Turkish President Recep Tayyip Erdogan has masterfully positioned himself as a leading voice on the murder of Saudi dissident Jamal Khashoggi at the Saudi Arabian consulate in Istanbul on October 2.
On Tuesday, while presenting the Turkish state’s official account of Khashoggi’s “vicious, violent murder,” Erdogan amplified the Washington Post columnist’s stature as a world-renowned journalist and vowed to conduct an independent investigation as a project of conscience.
But Erdogan’s self-anointed role as the slain journalist's advocate belies an uglier truth: his own track record on press freedom is dismal.
Since the failed military coup in 2016, Erdogan’s government has rounded up and arrested over 50,000 of his critics, and fired or suspended more than 130,000 people from civil service jobs. He’s been especially hostile towards the country’s independent press — where hundreds of journalists have been imprisoned and roughly 200 media outlets shuttered in the last two years alone.

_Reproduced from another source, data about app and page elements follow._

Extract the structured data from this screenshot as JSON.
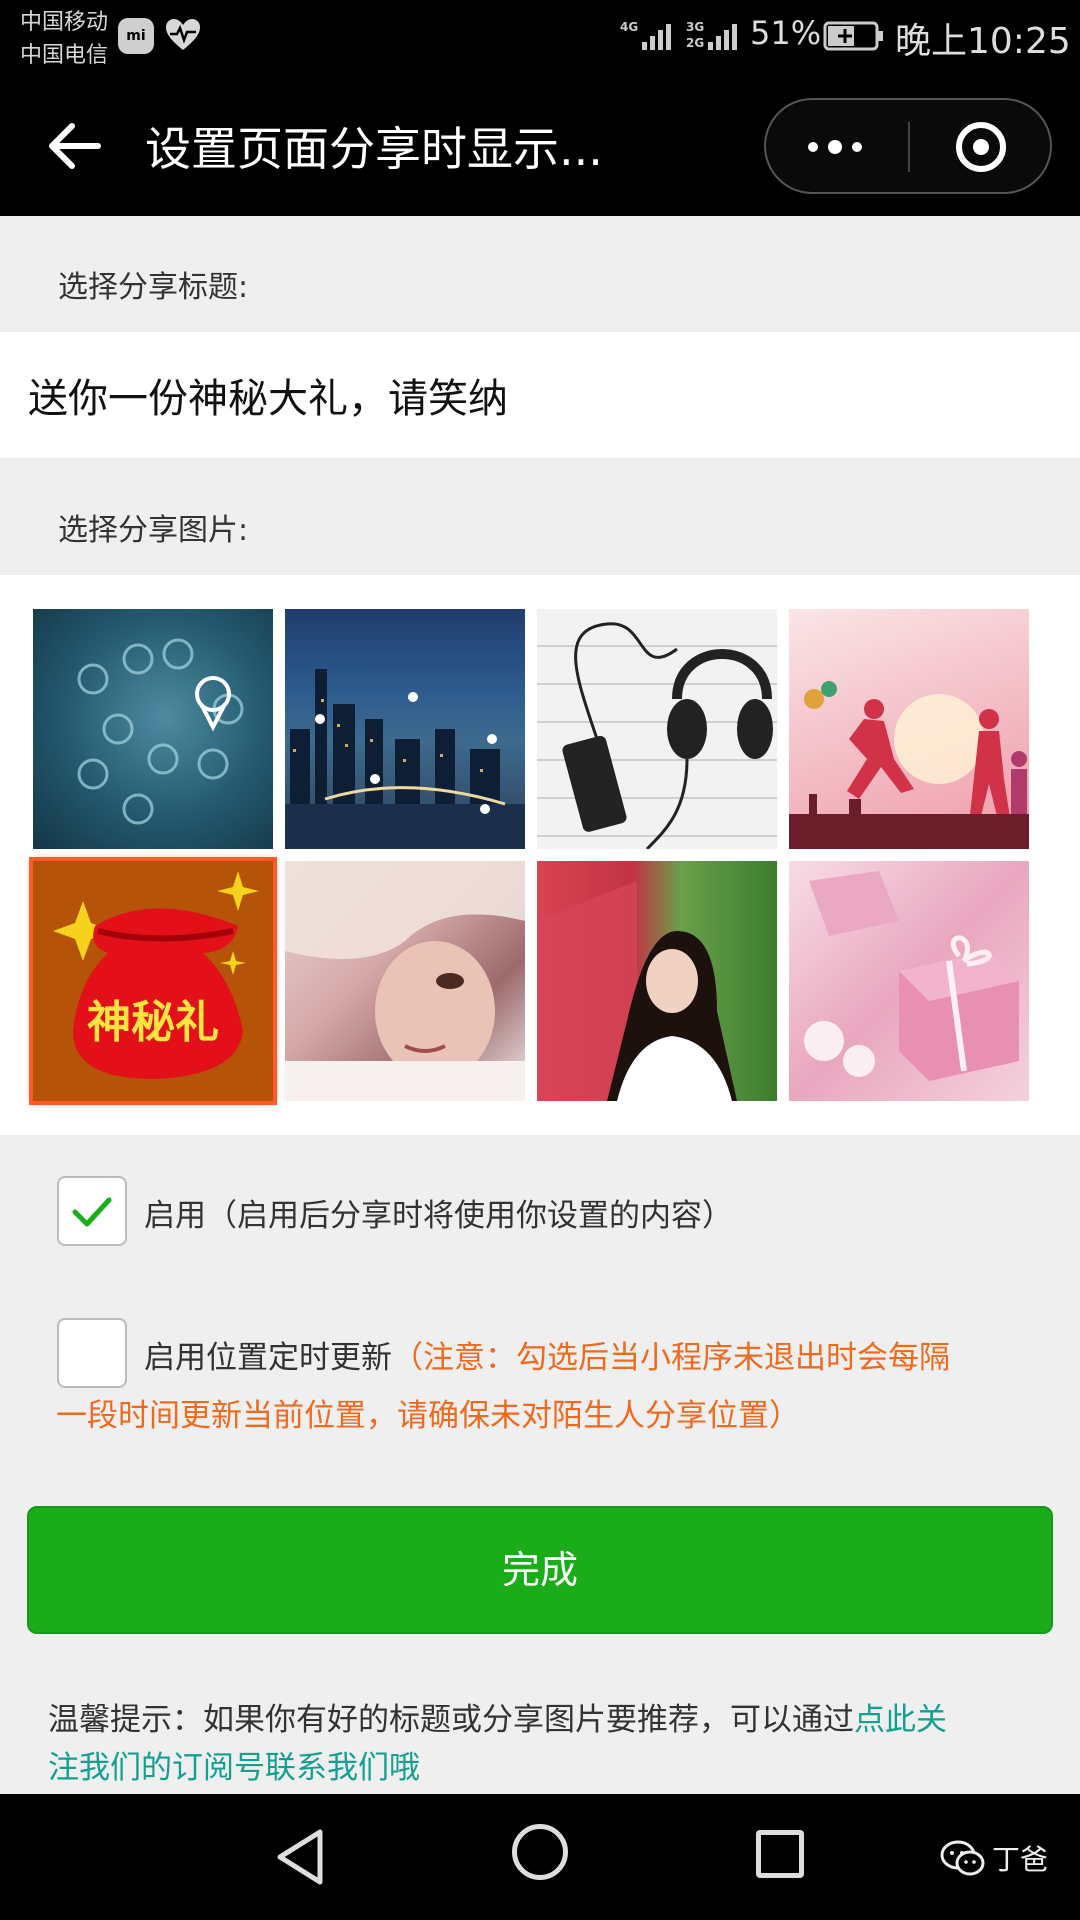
{
  "status_bar": {
    "carrier1": "中国移动",
    "carrier2": "中国电信",
    "mi_badge": "mi",
    "net1_top": "4G",
    "net2_top": "3G",
    "net2_bottom": "2G",
    "battery": "51%",
    "time": "晚上10:25"
  },
  "nav": {
    "title": "设置页面分享时显示...",
    "icons": [
      "back-arrow-icon",
      "more-dots-icon",
      "target-icon"
    ]
  },
  "share_title": {
    "label": "选择分享标题:",
    "value": "送你一份神秘大礼，请笑纳"
  },
  "share_image": {
    "label": "选择分享图片:",
    "images": [
      {
        "desc": "location pins network"
      },
      {
        "desc": "city night map pins"
      },
      {
        "desc": "headphones and phone"
      },
      {
        "desc": "runners silhouette"
      },
      {
        "desc": "mystery gift bag",
        "text": "神秘礼",
        "selected": true
      },
      {
        "desc": "woman face"
      },
      {
        "desc": "girl portrait"
      },
      {
        "desc": "pink gift boxes"
      }
    ]
  },
  "options": {
    "enable": {
      "label": "启用（启用后分享时将使用你设置的内容）",
      "checked": true
    },
    "location_update": {
      "label": "启用位置定时更新",
      "warning_line1": "（注意：勾选后当小程序未退出时会每隔",
      "warning_line2": "一段时间更新当前位置，请确保未对陌生人分享位置）",
      "checked": false
    }
  },
  "done_button": "完成",
  "tip": {
    "prefix": "温馨提示：如果你有好的标题或分享图片要推荐，可以通过",
    "link_part1": "点此关",
    "link_part2": "注我们的订阅号联系我们哦"
  },
  "watermark": "丁爸",
  "colors": {
    "accent_green": "#1aad19",
    "warning_orange": "#f06a1d",
    "link_teal": "#12a08f",
    "selected_outline": "#ff5a2a"
  }
}
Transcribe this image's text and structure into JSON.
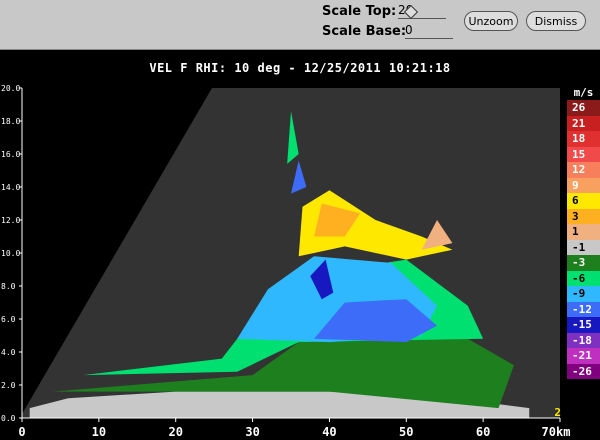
{
  "toolbar": {
    "scale_top_label": "Scale Top:",
    "scale_top_value": "20",
    "scale_base_label": "Scale Base:",
    "scale_base_value": "0",
    "unzoom_label": "Unzoom",
    "dismiss_label": "Dismiss"
  },
  "title": "VEL F  RHI: 10 deg  -  12/25/2011 10:21:18",
  "plot": {
    "background_color": "#333333",
    "no_data_color": "#000000"
  },
  "chart_data": {
    "type": "heatmap",
    "title": "VEL F  RHI: 10 deg  -  12/25/2011 10:21:18",
    "xlabel": "km",
    "ylabel": "",
    "xlim": [
      0,
      70
    ],
    "ylim": [
      0,
      20
    ],
    "x_ticks": [
      "0",
      "10",
      "20",
      "30",
      "40",
      "50",
      "60",
      "70km"
    ],
    "y_ticks": [
      "0.0",
      "2.0",
      "4.0",
      "6.0",
      "8.0",
      "10.0",
      "12.0",
      "14.0",
      "16.0",
      "18.0",
      "20.0"
    ],
    "colorbar_unit": "m/s",
    "corner_label": "2",
    "colorbar": [
      {
        "label": "26",
        "color": "#8b1a1a",
        "text": "#ffffff"
      },
      {
        "label": "21",
        "color": "#c82020",
        "text": "#ffffff"
      },
      {
        "label": "18",
        "color": "#e03030",
        "text": "#ffffff"
      },
      {
        "label": "15",
        "color": "#f04a4a",
        "text": "#ffffff"
      },
      {
        "label": "12",
        "color": "#f87f5c",
        "text": "#ffffff"
      },
      {
        "label": "9",
        "color": "#f8a060",
        "text": "#ffffff"
      },
      {
        "label": "6",
        "color": "#ffe800",
        "text": "#000000"
      },
      {
        "label": "3",
        "color": "#ffb020",
        "text": "#000000"
      },
      {
        "label": "1",
        "color": "#f0b080",
        "text": "#000000"
      },
      {
        "label": "-1",
        "color": "#c8c8c8",
        "text": "#000000"
      },
      {
        "label": "-3",
        "color": "#1e7f1e",
        "text": "#ffffff"
      },
      {
        "label": "-6",
        "color": "#00e070",
        "text": "#000000"
      },
      {
        "label": "-9",
        "color": "#30b8ff",
        "text": "#000000"
      },
      {
        "label": "-12",
        "color": "#3c6cf8",
        "text": "#ffffff"
      },
      {
        "label": "-15",
        "color": "#1818c0",
        "text": "#ffffff"
      },
      {
        "label": "-18",
        "color": "#8030c0",
        "text": "#ffffff"
      },
      {
        "label": "-21",
        "color": "#c030c0",
        "text": "#ffffff"
      },
      {
        "label": "-26",
        "color": "#800080",
        "text": "#ffffff"
      }
    ]
  }
}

Erdoğan’s war on independent media has earned Turkey the distinction of being “the world’s biggest prison for professional journalists,” according to Reporters Without Borders. Turkey ranks near the very bottom of the NGO's World Press Freedom index — 157 out of 180 countries. The NGO reports that many members of the press have spent more than a year in prison before trial and that in some cases they've been sentenced to life imprisonment for their reporting.
In March, 22 journalists were sentenced to prison on terrorism-related charges, despite their vocal denials. The Committee to Protect Journalists called the sentencing “a disgrace to Turkey’s justice system,” and called on Erdoğan to “stop equating journalism with terrorism, and release the scores of press workers jailed for doing their job.” (The crisis is so problematic that CPJ keeps a running chronicle of Turkey’s media crackdown.)
That same month, VICE News traveled to Northern Cyprus to spend time with Afrika, a small Turkish Cypriot newspaper feeling the wrath of President Erdoğan firsthand. In January, after the paper published a front page headline criticizing the government’s military operation against the Kurds in Syria, Erdoğan openly called on his supporters in Northern Cyprus to retaliate.
Soon after, some 500 Turkish nationalists showed up outside the paper’s offices, where protests quickly turned violent.
“When Recep Tayyip Erdoğan gives an order ‘go beat them down to size, put them in their place’ no one here can say no. They came here with the intention of killing us, it was a lynch attempt.” said Afrika editor Şener Levent.
Cover image: Turkey's President Recep Tayyip Erdogan speaks at a symposium in Ankara, Turkey, Wednesday, Oct. 24, 2018. (Presidential Press Service via AP, Pool)